The best way to determine if your skin will remain happy using both ingredients, is to perform a patch test for 24 hours before applying them to your face. You can also consult with a doctor or dermatologists for the peace of mind you’re using the best formulas for your skin.
What should you not mix with salicylic acid?
There are a few ingredients that you should not mix with salicylic acid, here are some examples.
- Don’t Mix Salicylic Acid with Vitamin C
This is because both acids are too similar in pH levels and if layered together will cause a flare-up in skin irritation, redness, itching, and flaky patches of skin. To reap the rewards of these powerhouses it’s best to alternate when you apply them. Many skincare experts favour using vitamin C in the morning due to the antioxidants ensuring it can strengthen the skin barrier from free radicals, such as UV, and pollution. You can then follow this in the evening with salicylic acid for a deep cleanse of the skin ridding it of all debris and bacteria picked up during the day.
- Don’t Mix Salicylic Acid with Retinol
It’s best to avoid combining these ingredients together as they are both too potent to work effectively but will in fact cause havoc on the skin. If you layer salicylic acid and retinol, you’ll find the skin is left dry, irritated with redness and rashes. Alternate the evenings you use these ingredients to gain the benefits of the skin without the unwanted serious side effects.
For more details on this, check out the blog post “What can you not mix with salicylic acid” As this will explain more about what to use salicylic acid with other ingredients in your routine.
Is salicylic or azelaic acid better?
There is a great deal of similarities between both salicylic acid and azelaic acid, the main difference being how azelaic acid is generally milder and gentler on the skin. This makes azelaic acid a great ingredient to use if you find yourself having a sensitive skin type that is prone to acne, or similar breakouts.
Salicylic acid on the other hand is known for combating the production of oil on the skin making it ideal for those with an oily skin type. There is also some research demonstrating how azelaic acid can often increase the production of oil, meaning those with an oily, blemish prone skin, should steer clear completely.
So, as you can see, each ingredient is a great addition to the skin if you suffer from acne and frequent breakouts. If, however, you are looking to combat signs of ageing, such as fine lines and wrinkles, then both acids are not suited. Azelaic acid, however, can benefit the skin by targeting dark spots and hyperpigmentation which worsen and become more noticeable with age.
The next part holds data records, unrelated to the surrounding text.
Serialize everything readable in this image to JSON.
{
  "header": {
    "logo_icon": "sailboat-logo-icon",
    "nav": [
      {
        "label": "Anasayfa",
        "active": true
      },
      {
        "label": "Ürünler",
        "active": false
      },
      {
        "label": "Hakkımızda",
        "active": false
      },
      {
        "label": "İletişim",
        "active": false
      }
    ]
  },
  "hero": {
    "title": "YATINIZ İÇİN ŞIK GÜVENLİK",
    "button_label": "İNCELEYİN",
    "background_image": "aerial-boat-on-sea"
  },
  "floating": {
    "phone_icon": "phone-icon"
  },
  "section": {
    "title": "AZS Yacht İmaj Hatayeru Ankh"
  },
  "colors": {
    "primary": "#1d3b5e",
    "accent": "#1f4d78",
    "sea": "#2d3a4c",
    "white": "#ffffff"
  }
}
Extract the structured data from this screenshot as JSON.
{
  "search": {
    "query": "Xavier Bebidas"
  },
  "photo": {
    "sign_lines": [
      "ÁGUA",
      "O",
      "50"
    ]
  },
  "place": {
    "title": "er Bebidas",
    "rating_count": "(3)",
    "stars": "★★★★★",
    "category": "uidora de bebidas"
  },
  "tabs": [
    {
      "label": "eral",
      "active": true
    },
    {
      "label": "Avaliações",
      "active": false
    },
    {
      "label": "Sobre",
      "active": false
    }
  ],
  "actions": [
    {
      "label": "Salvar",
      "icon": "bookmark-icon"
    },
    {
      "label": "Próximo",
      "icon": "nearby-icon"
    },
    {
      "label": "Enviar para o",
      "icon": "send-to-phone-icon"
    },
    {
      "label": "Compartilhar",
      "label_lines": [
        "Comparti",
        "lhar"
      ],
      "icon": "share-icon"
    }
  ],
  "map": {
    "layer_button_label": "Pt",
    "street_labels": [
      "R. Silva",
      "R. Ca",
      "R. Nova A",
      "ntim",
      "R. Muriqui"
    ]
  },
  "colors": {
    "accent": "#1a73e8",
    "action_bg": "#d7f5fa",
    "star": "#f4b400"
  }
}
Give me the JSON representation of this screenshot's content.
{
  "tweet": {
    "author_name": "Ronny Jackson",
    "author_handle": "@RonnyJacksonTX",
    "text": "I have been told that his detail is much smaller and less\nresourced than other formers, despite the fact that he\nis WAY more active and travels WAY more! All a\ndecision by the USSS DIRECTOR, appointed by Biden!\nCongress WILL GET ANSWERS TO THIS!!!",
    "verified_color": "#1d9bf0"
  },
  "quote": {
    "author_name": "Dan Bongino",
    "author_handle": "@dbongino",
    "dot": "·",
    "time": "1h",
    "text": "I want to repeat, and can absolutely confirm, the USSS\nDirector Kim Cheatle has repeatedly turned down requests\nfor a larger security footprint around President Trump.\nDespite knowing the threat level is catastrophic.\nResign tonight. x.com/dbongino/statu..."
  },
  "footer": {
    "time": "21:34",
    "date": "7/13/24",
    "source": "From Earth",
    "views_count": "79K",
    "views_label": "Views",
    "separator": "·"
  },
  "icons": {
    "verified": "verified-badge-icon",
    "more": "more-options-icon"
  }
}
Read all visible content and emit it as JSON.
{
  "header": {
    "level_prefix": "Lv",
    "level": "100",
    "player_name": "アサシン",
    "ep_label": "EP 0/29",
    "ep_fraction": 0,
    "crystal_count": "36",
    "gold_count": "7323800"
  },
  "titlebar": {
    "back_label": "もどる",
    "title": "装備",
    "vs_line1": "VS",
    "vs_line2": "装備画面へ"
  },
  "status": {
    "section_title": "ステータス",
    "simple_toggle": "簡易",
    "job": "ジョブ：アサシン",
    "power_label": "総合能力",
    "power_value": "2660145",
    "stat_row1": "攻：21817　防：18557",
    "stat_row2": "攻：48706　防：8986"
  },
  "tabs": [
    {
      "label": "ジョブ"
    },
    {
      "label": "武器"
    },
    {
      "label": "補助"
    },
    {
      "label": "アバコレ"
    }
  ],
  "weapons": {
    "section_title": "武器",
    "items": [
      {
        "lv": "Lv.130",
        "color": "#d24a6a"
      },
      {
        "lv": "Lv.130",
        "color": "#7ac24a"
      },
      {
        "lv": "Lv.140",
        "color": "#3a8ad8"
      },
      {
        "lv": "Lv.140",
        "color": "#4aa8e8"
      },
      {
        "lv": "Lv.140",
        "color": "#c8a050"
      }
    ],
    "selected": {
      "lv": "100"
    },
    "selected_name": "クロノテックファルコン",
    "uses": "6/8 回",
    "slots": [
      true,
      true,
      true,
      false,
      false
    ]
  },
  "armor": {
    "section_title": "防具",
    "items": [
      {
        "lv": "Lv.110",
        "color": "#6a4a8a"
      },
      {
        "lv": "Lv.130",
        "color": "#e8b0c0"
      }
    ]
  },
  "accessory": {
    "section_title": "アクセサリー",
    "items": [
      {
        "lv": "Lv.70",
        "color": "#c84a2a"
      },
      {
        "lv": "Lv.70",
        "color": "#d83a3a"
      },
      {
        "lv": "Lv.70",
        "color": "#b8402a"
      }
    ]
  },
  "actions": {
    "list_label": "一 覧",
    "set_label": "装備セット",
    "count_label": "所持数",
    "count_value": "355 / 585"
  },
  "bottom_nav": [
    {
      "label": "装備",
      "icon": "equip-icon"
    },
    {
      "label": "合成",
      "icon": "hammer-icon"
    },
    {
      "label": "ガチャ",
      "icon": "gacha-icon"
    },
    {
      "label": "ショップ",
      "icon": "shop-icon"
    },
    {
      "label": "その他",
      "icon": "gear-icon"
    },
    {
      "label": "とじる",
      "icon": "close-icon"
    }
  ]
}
Does azelaic acid whiten the skin?
Technically it does, but not in the way you think at first. What I mean by this is that azelaic acid could lighten the skin in areas that are suffering from hyperpigmentation and dark spots. It can do this because it contains enzyme tyrosinase, which is needed to help with the production of melanin. Melanin affects the pigmentation of the skin and can overproduce in areas of the face that are damaged from too much sun exposure, ageing, and post acne scarring. Azelaic acid can control the production of melanin and in time will have a notable impact on the pigmentation and dark spots.
There you have it, with any luck I have answered your questions about mixing azelaic acid with salicylic acid, don’t hesitate to get in touch if you have any more skincare questions by following us on Instagram.